A total of 693 lone bears that were at least a year old were reported. The information I was most interested in is the number of adult females with cubs that were seen and photographed because the DNR doesn’t collect that data. There were 110 females with cubs reported and they had a total of 259 cubs with them.
Eighteen sows had one cub. Forty-seven females had twins and 41 were with triplets. Six sows had four cubs each. Some adult female black bears in Michigan give birth to as many as five cubs every year. I’ve seen and photographed some of them and have gotten reports of others, but no females with five cubs were reported in the survey.
Among the hunters I heard from, a total of 63 bears that were seen at baits were bagged. After subtracting that number from those that were seen, the number of remaining bruins would be just under 1,000. That number is significant considering that 4,994 hunters hunted black bear in Michigan during 2015. If those 100 plus hunters I heard from are a representative sample, the total number of bears seen and/or photographed by all bear hunters would have been in the neighborhood of 43,000.
When you add in the number of bears seen and/or photographed by deer hunters and nonhunters in Michigan during 2015, it could easily surpass 50,000. And I did hear from deer hunters.
A deer hunter from Lake County wrote, “I have three deer stands in Lake County that I have so many bear visiting. I hunt with my brother and close friend. Between the three of us, we now have a total count of 15 different bear visiting. We do not sit close to each other. This is gathered within 15 square miles.”
Another deer hunter from Delta County wrote, “We had more bear on cameras this past fall than ever before. None of us had a bear license. All pictures were taken at or near deer stands. I applied for a bear tag, but was unsuccessful.”

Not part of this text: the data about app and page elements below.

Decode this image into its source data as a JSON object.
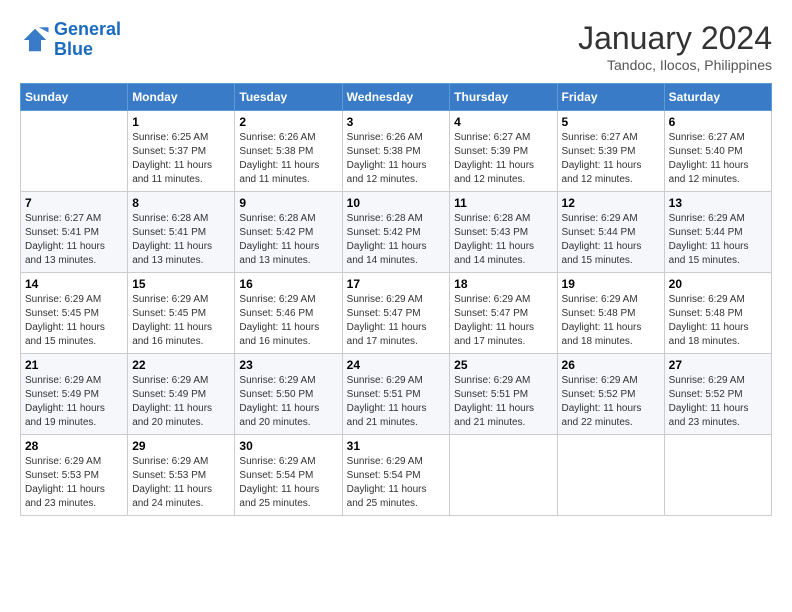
{
  "logo": {
    "line1": "General",
    "line2": "Blue"
  },
  "title": "January 2024",
  "subtitle": "Tandoc, Ilocos, Philippines",
  "days_of_week": [
    "Sunday",
    "Monday",
    "Tuesday",
    "Wednesday",
    "Thursday",
    "Friday",
    "Saturday"
  ],
  "weeks": [
    [
      {
        "day": "",
        "sunrise": "",
        "sunset": "",
        "daylight": ""
      },
      {
        "day": "1",
        "sunrise": "Sunrise: 6:25 AM",
        "sunset": "Sunset: 5:37 PM",
        "daylight": "Daylight: 11 hours and 11 minutes."
      },
      {
        "day": "2",
        "sunrise": "Sunrise: 6:26 AM",
        "sunset": "Sunset: 5:38 PM",
        "daylight": "Daylight: 11 hours and 11 minutes."
      },
      {
        "day": "3",
        "sunrise": "Sunrise: 6:26 AM",
        "sunset": "Sunset: 5:38 PM",
        "daylight": "Daylight: 11 hours and 12 minutes."
      },
      {
        "day": "4",
        "sunrise": "Sunrise: 6:27 AM",
        "sunset": "Sunset: 5:39 PM",
        "daylight": "Daylight: 11 hours and 12 minutes."
      },
      {
        "day": "5",
        "sunrise": "Sunrise: 6:27 AM",
        "sunset": "Sunset: 5:39 PM",
        "daylight": "Daylight: 11 hours and 12 minutes."
      },
      {
        "day": "6",
        "sunrise": "Sunrise: 6:27 AM",
        "sunset": "Sunset: 5:40 PM",
        "daylight": "Daylight: 11 hours and 12 minutes."
      }
    ],
    [
      {
        "day": "7",
        "sunrise": "Sunrise: 6:27 AM",
        "sunset": "Sunset: 5:41 PM",
        "daylight": "Daylight: 11 hours and 13 minutes."
      },
      {
        "day": "8",
        "sunrise": "Sunrise: 6:28 AM",
        "sunset": "Sunset: 5:41 PM",
        "daylight": "Daylight: 11 hours and 13 minutes."
      },
      {
        "day": "9",
        "sunrise": "Sunrise: 6:28 AM",
        "sunset": "Sunset: 5:42 PM",
        "daylight": "Daylight: 11 hours and 13 minutes."
      },
      {
        "day": "10",
        "sunrise": "Sunrise: 6:28 AM",
        "sunset": "Sunset: 5:42 PM",
        "daylight": "Daylight: 11 hours and 14 minutes."
      },
      {
        "day": "11",
        "sunrise": "Sunrise: 6:28 AM",
        "sunset": "Sunset: 5:43 PM",
        "daylight": "Daylight: 11 hours and 14 minutes."
      },
      {
        "day": "12",
        "sunrise": "Sunrise: 6:29 AM",
        "sunset": "Sunset: 5:44 PM",
        "daylight": "Daylight: 11 hours and 15 minutes."
      },
      {
        "day": "13",
        "sunrise": "Sunrise: 6:29 AM",
        "sunset": "Sunset: 5:44 PM",
        "daylight": "Daylight: 11 hours and 15 minutes."
      }
    ],
    [
      {
        "day": "14",
        "sunrise": "Sunrise: 6:29 AM",
        "sunset": "Sunset: 5:45 PM",
        "daylight": "Daylight: 11 hours and 15 minutes."
      },
      {
        "day": "15",
        "sunrise": "Sunrise: 6:29 AM",
        "sunset": "Sunset: 5:45 PM",
        "daylight": "Daylight: 11 hours and 16 minutes."
      },
      {
        "day": "16",
        "sunrise": "Sunrise: 6:29 AM",
        "sunset": "Sunset: 5:46 PM",
        "daylight": "Daylight: 11 hours and 16 minutes."
      },
      {
        "day": "17",
        "sunrise": "Sunrise: 6:29 AM",
        "sunset": "Sunset: 5:47 PM",
        "daylight": "Daylight: 11 hours and 17 minutes."
      },
      {
        "day": "18",
        "sunrise": "Sunrise: 6:29 AM",
        "sunset": "Sunset: 5:47 PM",
        "daylight": "Daylight: 11 hours and 17 minutes."
      },
      {
        "day": "19",
        "sunrise": "Sunrise: 6:29 AM",
        "sunset": "Sunset: 5:48 PM",
        "daylight": "Daylight: 11 hours and 18 minutes."
      },
      {
        "day": "20",
        "sunrise": "Sunrise: 6:29 AM",
        "sunset": "Sunset: 5:48 PM",
        "daylight": "Daylight: 11 hours and 18 minutes."
      }
    ],
    [
      {
        "day": "21",
        "sunrise": "Sunrise: 6:29 AM",
        "sunset": "Sunset: 5:49 PM",
        "daylight": "Daylight: 11 hours and 19 minutes."
      },
      {
        "day": "22",
        "sunrise": "Sunrise: 6:29 AM",
        "sunset": "Sunset: 5:49 PM",
        "daylight": "Daylight: 11 hours and 20 minutes."
      },
      {
        "day": "23",
        "sunrise": "Sunrise: 6:29 AM",
        "sunset": "Sunset: 5:50 PM",
        "daylight": "Daylight: 11 hours and 20 minutes."
      },
      {
        "day": "24",
        "sunrise": "Sunrise: 6:29 AM",
        "sunset": "Sunset: 5:51 PM",
        "daylight": "Daylight: 11 hours and 21 minutes."
      },
      {
        "day": "25",
        "sunrise": "Sunrise: 6:29 AM",
        "sunset": "Sunset: 5:51 PM",
        "daylight": "Daylight: 11 hours and 21 minutes."
      },
      {
        "day": "26",
        "sunrise": "Sunrise: 6:29 AM",
        "sunset": "Sunset: 5:52 PM",
        "daylight": "Daylight: 11 hours and 22 minutes."
      },
      {
        "day": "27",
        "sunrise": "Sunrise: 6:29 AM",
        "sunset": "Sunset: 5:52 PM",
        "daylight": "Daylight: 11 hours and 23 minutes."
      }
    ],
    [
      {
        "day": "28",
        "sunrise": "Sunrise: 6:29 AM",
        "sunset": "Sunset: 5:53 PM",
        "daylight": "Daylight: 11 hours and 23 minutes."
      },
      {
        "day": "29",
        "sunrise": "Sunrise: 6:29 AM",
        "sunset": "Sunset: 5:53 PM",
        "daylight": "Daylight: 11 hours and 24 minutes."
      },
      {
        "day": "30",
        "sunrise": "Sunrise: 6:29 AM",
        "sunset": "Sunset: 5:54 PM",
        "daylight": "Daylight: 11 hours and 25 minutes."
      },
      {
        "day": "31",
        "sunrise": "Sunrise: 6:29 AM",
        "sunset": "Sunset: 5:54 PM",
        "daylight": "Daylight: 11 hours and 25 minutes."
      },
      {
        "day": "",
        "sunrise": "",
        "sunset": "",
        "daylight": ""
      },
      {
        "day": "",
        "sunrise": "",
        "sunset": "",
        "daylight": ""
      },
      {
        "day": "",
        "sunrise": "",
        "sunset": "",
        "daylight": ""
      }
    ]
  ]
}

A deer hunter from Marquette County who had photos of four adult bear commented, “Been hunting this area for five years now. First time ever even seen signs of bears. I believe the number to be a big jump up this year.”
The high number of bears reported to be visiting single baits was also reflective of lots of bears. Some of the hottest baits had 20 or more bears visiting them.
A bear hunter from Gogebic County wrote, “I know for a fact from the number of bears I’ve seen on my trail cameras that there are far more bears here than the DNR claims.” He captured photos of 18 different bears on one bait, seven of which were cubs.
One hunter reported 21 different bears on a bait in Presque Isle County. Another bait in Alcona County had 20 different bears on it. The highest number of bears reported from one bait was in Marquette County. A total of 30 bears visited that bait, including three sows with cubs. Two had twins and one had triplets.
I plan on conducting a similar survey of the number of bears seen and/or photographed in Michigan for 2016. If you would like to share information about the number of bears you saw or captured photos of, please let me know. I would like to know the number of sows with cubs, including the number of cubs each had along with the number of single bears that were at least a year old and the county they were in.
This information can be emailed to firstname.lastname@example.org. For those who do not have computers, information about bears that were photographed and seen can be sent to Bear Count, 814 Clark St., Marquette, MI 49855.
The reason I’m doing this is I’m passionate about black bears and their management. I don’t think the DNR is gathering enough information about black bears in the state. With your help, I hope to add to what is known about the animals in Michigan that can contribute to better management of this species of big game.